"Oh yes," replied European Commission president Ursula von der Leyen. "Horseback riding is the best".

Over the years, multiple photos of Putin released by Russian state media show the Russian leader bare-chested, riding horses or carrying hunting rifles. He has also released images sunbathing topless as well as riding a submersible in the Baltic Sea.

Russian state media photo of Putin in Siberia in 2019. Photo / Getty Images

Russian state media photo of Putin in Siberia in 2019. Photo / Getty Images

Leaders of the world's biggest developed economies said Tuesday they would explore far-reaching steps to cap Russia's income from oil sales that are financing its invasion of Ukraine and struck a united stance to support Kyiv for "as long as it takes" as the war grinds on.

The final statement from the Group of Seven summit in Germany underlined their intent to impose "severe and immediate economic costs" on Russia.

It left out key details on how fossil fuel price caps would work in practice, setting up more discussion in the weeks ahead to "explore ... the feasibility" of measures to bar imports of Russian oil above a certain level.

That would hit a key Russian source of income and, in theory, help relieve the energy price spikes and inflation afflicting the global economy as a result of the war.

"We remain steadfast in our commitment to our unprecedented coordination on sanctions for as long as necessary, acting in unison at every stage," the leaders said.

The G-7 leaders — representing the US, Germany, France, Italy, the UK, Canada and Japan — on Monday pledged to support Ukraine "for as long as it takes" after conferring by video link with Ukrainian President Volodymyr Zelenskyy. Zelenskyy has openly worried that the West has become fatigued by the cost of a war that is contributing to soaring energy costs and price hikes on essential goods around the globe.
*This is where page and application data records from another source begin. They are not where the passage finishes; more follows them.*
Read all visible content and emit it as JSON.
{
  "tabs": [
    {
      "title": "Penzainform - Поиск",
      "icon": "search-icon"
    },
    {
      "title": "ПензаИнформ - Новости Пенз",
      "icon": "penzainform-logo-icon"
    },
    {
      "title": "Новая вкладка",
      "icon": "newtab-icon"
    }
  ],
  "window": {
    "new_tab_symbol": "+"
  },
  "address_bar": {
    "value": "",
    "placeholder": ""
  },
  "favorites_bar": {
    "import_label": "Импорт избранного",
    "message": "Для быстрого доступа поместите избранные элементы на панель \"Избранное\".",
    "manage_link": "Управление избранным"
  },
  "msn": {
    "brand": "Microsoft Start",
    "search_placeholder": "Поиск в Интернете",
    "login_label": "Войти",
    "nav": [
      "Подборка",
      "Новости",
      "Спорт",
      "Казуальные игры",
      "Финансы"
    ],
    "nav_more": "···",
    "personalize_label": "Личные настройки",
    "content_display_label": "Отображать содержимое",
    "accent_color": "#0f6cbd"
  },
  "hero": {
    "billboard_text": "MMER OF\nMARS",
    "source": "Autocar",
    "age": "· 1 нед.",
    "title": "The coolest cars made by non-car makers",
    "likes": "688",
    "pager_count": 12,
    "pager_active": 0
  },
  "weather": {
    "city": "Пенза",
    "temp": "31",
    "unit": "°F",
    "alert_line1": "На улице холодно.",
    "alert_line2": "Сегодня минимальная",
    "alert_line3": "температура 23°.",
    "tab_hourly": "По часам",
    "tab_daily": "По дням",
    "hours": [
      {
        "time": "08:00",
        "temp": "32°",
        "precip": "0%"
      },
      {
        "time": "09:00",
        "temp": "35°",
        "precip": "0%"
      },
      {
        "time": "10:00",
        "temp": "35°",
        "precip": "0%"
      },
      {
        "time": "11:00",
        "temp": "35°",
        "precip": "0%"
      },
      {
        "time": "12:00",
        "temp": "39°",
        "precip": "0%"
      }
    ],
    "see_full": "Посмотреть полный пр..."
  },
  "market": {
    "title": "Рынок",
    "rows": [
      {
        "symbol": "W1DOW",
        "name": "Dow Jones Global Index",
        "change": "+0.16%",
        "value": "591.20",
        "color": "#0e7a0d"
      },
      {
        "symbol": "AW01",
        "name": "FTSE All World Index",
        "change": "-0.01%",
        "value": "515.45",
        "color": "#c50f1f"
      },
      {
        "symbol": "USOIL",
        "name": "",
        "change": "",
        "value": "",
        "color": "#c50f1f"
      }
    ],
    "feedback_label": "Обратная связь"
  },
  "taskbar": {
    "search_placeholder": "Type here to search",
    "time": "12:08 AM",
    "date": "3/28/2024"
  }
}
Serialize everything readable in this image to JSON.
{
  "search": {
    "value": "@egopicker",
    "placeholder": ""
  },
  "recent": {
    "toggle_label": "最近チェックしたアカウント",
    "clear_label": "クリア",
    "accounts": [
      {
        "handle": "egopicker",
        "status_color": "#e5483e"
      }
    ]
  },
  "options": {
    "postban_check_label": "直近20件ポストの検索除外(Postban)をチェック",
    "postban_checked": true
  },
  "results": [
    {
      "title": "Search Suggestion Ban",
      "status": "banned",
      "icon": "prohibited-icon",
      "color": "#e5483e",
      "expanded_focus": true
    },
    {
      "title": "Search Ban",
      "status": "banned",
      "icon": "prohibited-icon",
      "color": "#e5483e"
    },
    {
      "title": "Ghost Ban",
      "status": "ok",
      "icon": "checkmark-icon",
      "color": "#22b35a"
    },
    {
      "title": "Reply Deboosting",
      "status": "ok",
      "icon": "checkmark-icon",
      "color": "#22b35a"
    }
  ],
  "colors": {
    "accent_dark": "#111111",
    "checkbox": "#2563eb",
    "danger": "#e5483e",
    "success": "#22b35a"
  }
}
The G7 has sought to assuage those concerns.

Leaders also agreed on a ban on imports of Russian gold and to step up aid to countries hit with food shortages by the blockade on Ukraine grain shipments through the Black Sea.

"We agree that (Russian) President (Vladimir) Putin must not win this war, and we will continue to keep up and drive higher the economic and political costs for President Putin and his regime," said the summit host, German Chancellor Olaf Scholz. "For that, it is important to stand together - including in the long haul that we certainly still face."

British Prime Minister Boris Johnson (left), US President Joe Biden, German Chancellor Olaf Scholz and French President Emmanuel Macron. Photo / AP

British Prime Minister Boris Johnson (left), US President Joe Biden, German Chancellor Olaf Scholz and French President Emmanuel Macron. Photo / AP

French President Emmanuel Macron said Russia "cannot and should not win" the war in Ukraine — as its terrible toll was on full view the day after a Russian missile strike hit a shopping mall in the town of Kremenchuk, killing 18 people.

The price cap — pushed by US President Joe Biden — would in theory work by barring service providers such as shippers or insurers from dealing with oil priced above a fixed level. That could work because the service providers are mostly located in the European Union or the UK and thus within reach of sanctions. To be effective, however, it would have to involve as many consuming countries as possible, in particular India, where refiners have been snapping up cheap Russian oil shunned by Western traders. Details on how the proposal would be implemented were left for continuing talks in coming weeks.

The US has already blocked Russian oil imports, which were small in any case. The European Union has decided to impose a ban on the 90 per cent of Russian oil that comes by sea, but the ban does not take effect until the end of the year, meaning Europe continues to send money to Russia for energy even while condemning the war. Meanwhile, higher global oil prices have softened the blow to Russia's income, even as Western traders shun Russian oil.

From the secluded Schloss Elmau hotel in the Bavarian Alps, the G7 leaders will move to Madrid for a summit of Nato leaders, where fallout from Russia's invasion of Ukraine will again dominate the agenda.

All G7 members other than Japan are Nato members, and Japanese Prime Minister Fumio Kishida has been invited to Madrid.

- Additional reporting by AP